CA Police Officer Who Beat, Mocked Gay Man Gets $100K A Year
A California police officer was put on leave earlier this year after he was recorded hitting and berating a gay man. Now, he’s retired and receiving a pension of over a hundred thousand dollars a year, reports LGBTQ Nation.
Gustavo Alvarez filed a federal lawsuit against the Palo Alto Police Department this past April, alleging that several officers—including Sgt. Wayne Benitez—used excessive force when he was pulled over and arrested in February 2018.
Sgt. Wayne Benitez and several other officers broke his door, arrested him, slammed him against a car and made him bleed, while making several homophobic comments.
The incident happened when Alvarez was being arrested for allegedly driving with a suspended license.
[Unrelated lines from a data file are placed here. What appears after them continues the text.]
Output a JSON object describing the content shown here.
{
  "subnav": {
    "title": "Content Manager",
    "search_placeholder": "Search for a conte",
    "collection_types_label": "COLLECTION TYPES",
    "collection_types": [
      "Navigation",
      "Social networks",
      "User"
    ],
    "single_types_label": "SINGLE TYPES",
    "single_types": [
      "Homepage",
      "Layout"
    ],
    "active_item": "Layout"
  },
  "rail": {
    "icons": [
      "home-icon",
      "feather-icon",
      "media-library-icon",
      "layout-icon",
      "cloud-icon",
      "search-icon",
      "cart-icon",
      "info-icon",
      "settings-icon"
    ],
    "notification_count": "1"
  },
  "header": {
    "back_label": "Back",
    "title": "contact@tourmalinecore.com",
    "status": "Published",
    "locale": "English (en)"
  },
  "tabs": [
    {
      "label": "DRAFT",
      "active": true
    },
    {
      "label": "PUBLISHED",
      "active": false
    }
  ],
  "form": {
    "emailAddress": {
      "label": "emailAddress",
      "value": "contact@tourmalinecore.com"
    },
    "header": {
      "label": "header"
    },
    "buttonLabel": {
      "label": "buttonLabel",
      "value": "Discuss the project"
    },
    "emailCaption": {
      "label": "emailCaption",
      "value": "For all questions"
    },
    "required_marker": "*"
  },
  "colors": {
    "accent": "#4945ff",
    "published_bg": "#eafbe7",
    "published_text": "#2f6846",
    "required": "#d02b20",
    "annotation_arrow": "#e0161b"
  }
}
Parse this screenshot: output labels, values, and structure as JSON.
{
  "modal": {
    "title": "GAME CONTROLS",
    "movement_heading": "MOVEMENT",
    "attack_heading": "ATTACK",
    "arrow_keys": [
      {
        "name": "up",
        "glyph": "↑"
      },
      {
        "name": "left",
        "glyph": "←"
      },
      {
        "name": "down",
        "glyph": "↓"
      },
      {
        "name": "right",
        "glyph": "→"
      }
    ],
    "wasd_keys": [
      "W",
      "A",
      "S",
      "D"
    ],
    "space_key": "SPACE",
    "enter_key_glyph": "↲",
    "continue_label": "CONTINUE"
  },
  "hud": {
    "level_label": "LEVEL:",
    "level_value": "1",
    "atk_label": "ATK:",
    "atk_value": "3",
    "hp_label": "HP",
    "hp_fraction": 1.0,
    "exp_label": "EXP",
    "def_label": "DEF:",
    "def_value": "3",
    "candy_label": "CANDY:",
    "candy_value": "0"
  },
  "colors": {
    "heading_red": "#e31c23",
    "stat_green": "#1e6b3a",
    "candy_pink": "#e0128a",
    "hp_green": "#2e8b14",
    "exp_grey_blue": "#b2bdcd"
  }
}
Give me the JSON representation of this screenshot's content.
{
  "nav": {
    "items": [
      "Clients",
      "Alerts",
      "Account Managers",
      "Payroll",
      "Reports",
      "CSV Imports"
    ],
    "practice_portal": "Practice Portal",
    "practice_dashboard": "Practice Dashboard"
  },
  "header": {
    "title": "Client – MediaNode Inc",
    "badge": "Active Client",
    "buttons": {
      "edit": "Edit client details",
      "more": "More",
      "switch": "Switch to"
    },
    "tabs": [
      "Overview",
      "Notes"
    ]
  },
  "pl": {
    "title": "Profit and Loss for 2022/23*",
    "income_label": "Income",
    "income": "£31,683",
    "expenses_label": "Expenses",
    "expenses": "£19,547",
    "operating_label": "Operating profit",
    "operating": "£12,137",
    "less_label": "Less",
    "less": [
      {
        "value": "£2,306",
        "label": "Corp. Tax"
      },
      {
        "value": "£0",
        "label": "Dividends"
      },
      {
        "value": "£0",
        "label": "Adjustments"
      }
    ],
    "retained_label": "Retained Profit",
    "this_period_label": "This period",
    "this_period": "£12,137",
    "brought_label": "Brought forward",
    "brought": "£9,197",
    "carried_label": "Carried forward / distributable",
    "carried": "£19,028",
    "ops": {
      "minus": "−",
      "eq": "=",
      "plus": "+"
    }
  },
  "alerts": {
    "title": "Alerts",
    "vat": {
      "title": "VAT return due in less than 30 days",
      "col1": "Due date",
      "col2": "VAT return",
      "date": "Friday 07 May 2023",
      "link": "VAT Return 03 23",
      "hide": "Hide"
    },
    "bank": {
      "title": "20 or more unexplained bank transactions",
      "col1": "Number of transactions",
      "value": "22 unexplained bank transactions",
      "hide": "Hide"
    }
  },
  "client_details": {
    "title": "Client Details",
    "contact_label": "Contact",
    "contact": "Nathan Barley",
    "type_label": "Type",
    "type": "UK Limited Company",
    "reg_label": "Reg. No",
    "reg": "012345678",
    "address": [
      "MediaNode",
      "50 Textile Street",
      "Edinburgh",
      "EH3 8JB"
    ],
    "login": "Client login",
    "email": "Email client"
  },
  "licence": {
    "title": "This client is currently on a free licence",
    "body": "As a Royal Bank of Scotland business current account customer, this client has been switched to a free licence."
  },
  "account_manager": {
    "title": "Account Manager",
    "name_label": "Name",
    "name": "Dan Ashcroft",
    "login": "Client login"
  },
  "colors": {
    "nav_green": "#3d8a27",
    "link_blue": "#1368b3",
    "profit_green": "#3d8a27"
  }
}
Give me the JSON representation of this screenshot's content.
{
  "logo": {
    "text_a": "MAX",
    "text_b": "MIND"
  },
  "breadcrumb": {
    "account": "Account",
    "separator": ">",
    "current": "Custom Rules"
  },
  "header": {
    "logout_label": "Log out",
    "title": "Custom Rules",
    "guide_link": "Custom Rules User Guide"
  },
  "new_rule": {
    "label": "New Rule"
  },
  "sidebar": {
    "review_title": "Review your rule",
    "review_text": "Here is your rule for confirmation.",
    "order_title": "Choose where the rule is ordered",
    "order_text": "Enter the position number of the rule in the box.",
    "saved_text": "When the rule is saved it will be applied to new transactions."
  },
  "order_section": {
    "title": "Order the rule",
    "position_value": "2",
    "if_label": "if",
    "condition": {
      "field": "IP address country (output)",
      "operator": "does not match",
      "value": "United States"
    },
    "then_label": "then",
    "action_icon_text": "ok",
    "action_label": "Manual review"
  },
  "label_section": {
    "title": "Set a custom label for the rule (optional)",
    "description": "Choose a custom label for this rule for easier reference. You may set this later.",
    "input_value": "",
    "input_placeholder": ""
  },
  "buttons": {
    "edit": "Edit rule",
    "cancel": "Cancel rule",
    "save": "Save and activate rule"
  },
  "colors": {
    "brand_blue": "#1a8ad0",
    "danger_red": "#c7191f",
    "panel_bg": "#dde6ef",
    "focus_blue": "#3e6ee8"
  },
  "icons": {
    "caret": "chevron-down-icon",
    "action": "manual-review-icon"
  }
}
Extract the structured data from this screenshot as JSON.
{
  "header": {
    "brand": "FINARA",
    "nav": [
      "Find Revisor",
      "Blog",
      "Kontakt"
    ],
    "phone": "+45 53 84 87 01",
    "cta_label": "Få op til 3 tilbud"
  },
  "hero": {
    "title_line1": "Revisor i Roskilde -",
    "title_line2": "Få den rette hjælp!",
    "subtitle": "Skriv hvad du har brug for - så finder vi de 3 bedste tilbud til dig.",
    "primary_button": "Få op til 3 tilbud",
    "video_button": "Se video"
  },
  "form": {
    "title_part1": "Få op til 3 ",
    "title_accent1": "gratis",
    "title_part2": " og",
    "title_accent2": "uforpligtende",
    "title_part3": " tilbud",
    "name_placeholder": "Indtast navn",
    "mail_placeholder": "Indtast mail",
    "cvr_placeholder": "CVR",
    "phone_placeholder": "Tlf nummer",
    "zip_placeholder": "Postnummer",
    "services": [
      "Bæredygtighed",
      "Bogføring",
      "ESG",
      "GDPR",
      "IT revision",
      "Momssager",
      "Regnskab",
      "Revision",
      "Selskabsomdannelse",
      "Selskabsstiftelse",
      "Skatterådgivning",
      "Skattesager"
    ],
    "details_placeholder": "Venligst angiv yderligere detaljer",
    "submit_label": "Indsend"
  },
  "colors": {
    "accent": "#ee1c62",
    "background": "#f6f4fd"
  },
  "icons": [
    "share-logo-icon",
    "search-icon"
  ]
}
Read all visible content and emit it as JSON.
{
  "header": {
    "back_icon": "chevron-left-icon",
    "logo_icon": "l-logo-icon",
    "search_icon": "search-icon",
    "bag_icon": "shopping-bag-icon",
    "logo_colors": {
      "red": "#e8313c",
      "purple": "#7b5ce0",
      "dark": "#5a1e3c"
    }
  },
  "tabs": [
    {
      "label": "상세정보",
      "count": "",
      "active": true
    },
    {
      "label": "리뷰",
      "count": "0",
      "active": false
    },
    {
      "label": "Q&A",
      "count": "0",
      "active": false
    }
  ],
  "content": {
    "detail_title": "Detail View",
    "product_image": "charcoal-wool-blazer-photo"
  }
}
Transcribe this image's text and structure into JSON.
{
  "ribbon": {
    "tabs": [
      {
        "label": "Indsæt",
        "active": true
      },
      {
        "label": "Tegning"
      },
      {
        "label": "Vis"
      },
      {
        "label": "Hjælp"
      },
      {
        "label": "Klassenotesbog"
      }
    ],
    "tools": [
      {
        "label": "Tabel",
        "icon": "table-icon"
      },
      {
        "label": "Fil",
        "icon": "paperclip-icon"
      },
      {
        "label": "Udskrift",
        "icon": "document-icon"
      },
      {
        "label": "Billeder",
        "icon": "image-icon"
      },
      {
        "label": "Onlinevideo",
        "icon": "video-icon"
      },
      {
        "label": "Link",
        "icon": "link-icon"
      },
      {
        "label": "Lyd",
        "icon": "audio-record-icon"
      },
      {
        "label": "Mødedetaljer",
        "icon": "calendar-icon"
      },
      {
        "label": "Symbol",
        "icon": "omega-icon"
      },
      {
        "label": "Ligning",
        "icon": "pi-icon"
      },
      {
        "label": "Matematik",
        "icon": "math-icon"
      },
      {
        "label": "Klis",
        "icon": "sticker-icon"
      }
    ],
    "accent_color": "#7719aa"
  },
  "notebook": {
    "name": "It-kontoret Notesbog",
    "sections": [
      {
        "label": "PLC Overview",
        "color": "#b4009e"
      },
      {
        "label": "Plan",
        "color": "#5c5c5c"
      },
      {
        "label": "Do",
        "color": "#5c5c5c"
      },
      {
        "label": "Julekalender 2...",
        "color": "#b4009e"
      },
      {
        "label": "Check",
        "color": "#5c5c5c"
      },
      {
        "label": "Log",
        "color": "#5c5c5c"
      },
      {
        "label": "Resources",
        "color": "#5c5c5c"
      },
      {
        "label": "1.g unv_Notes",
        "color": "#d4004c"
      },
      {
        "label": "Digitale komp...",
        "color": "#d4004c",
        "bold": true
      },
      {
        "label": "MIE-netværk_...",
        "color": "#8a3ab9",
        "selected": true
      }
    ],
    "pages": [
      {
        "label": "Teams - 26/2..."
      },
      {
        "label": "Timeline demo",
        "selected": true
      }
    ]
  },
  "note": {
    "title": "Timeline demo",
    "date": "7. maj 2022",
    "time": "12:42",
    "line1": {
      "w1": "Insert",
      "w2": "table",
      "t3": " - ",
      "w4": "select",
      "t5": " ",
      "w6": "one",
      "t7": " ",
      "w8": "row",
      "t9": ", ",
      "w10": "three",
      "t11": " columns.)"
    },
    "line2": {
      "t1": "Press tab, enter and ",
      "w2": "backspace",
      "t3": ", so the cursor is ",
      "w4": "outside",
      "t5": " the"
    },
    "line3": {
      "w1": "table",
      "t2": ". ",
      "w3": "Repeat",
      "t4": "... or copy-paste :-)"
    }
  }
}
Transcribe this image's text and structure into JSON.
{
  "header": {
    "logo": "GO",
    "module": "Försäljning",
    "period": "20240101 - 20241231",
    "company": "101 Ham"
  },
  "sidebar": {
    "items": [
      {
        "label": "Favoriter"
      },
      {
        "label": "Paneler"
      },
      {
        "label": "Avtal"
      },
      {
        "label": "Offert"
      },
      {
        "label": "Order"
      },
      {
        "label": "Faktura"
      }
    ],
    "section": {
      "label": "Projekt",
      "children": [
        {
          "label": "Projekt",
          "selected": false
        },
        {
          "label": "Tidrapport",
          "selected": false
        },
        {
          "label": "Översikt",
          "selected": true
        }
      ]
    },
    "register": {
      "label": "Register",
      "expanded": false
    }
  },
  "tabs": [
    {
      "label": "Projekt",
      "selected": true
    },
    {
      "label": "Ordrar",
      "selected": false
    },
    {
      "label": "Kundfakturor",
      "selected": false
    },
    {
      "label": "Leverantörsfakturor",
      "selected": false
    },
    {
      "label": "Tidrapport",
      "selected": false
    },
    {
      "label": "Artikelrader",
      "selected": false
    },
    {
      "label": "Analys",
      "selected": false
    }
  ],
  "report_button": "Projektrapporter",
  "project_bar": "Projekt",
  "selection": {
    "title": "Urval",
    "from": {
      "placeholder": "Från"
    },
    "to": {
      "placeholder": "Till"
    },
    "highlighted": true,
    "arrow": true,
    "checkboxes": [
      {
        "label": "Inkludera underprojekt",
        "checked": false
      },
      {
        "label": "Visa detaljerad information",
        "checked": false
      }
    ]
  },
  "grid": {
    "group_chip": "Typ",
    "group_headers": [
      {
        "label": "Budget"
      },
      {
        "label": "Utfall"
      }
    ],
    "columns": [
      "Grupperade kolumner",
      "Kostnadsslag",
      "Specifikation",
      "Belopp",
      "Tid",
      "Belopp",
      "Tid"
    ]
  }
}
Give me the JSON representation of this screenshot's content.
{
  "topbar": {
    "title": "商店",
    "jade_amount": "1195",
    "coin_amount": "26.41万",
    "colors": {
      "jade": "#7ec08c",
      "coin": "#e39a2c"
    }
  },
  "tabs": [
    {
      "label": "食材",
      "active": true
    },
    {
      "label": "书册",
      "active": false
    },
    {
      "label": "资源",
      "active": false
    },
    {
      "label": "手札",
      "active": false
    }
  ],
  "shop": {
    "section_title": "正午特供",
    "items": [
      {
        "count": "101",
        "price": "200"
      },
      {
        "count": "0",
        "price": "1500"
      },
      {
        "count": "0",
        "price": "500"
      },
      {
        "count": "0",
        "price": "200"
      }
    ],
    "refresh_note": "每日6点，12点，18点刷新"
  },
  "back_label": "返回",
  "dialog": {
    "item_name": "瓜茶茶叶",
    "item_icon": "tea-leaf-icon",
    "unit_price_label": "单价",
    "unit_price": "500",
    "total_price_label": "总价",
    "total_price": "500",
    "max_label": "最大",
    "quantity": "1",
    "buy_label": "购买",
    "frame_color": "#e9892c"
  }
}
Benitez and several other officers broke his door, arrested him, slammed him against a car and made him bleed. Benitez even threatened to make him bleed more if he continued to complain. He believes this happened partly because he is gay, as the officers made several homophobic comments about him during his arrest, reports LGBTQ Nation.
A judge later dropped the charges due to a lack of evidence, and after initially declining to release the video of the attack, Alvarez’s lawyers were able to release it in July of this year.
The arrest was caught on a disturbing video from a camera that Alvarez had set up in front of his house. This serves as the only video recording of the incident, as the officers had removed their body cameras and parked their cars facing away from his house to prevent being on tape from their dash cameras.
They still had on mics however, which recorded their homophobic comments, reports LGBTQ Nation.
Sgt. Benitez was placed on administrative leave by the department, but was still allowed to officially retire after 19 years on the force. He is now receiving a $9,866 monthly pension payout, part of his $118,600 a year retirement package, according to the California Public Employees’ Retirement System.
“Obviously the police department and the city of Palo Alto thus far have failed to step up and condemn the actions of these officers,” Alvarez’s attorney Cody Salfen told Mercury News. “To think that taxpayers are still rewarding him is incomprehensible at this point in time and history.”
“This speaks volumes to our claims that the agency suffers from a culture of violence, a culture of covering things up, a culture of failing to adhere to their constitutional duties as police officers to the point that they are breaking their own policies and therefore, the law,” Salfen said.
Alvarez’s suit also says that Benitez did not file a use of force report, even though he hit and slammed Alvarez against the car windshield.
“It’s disgusting and symptomatic of a department that tolerates its employees breaking the law,” he added.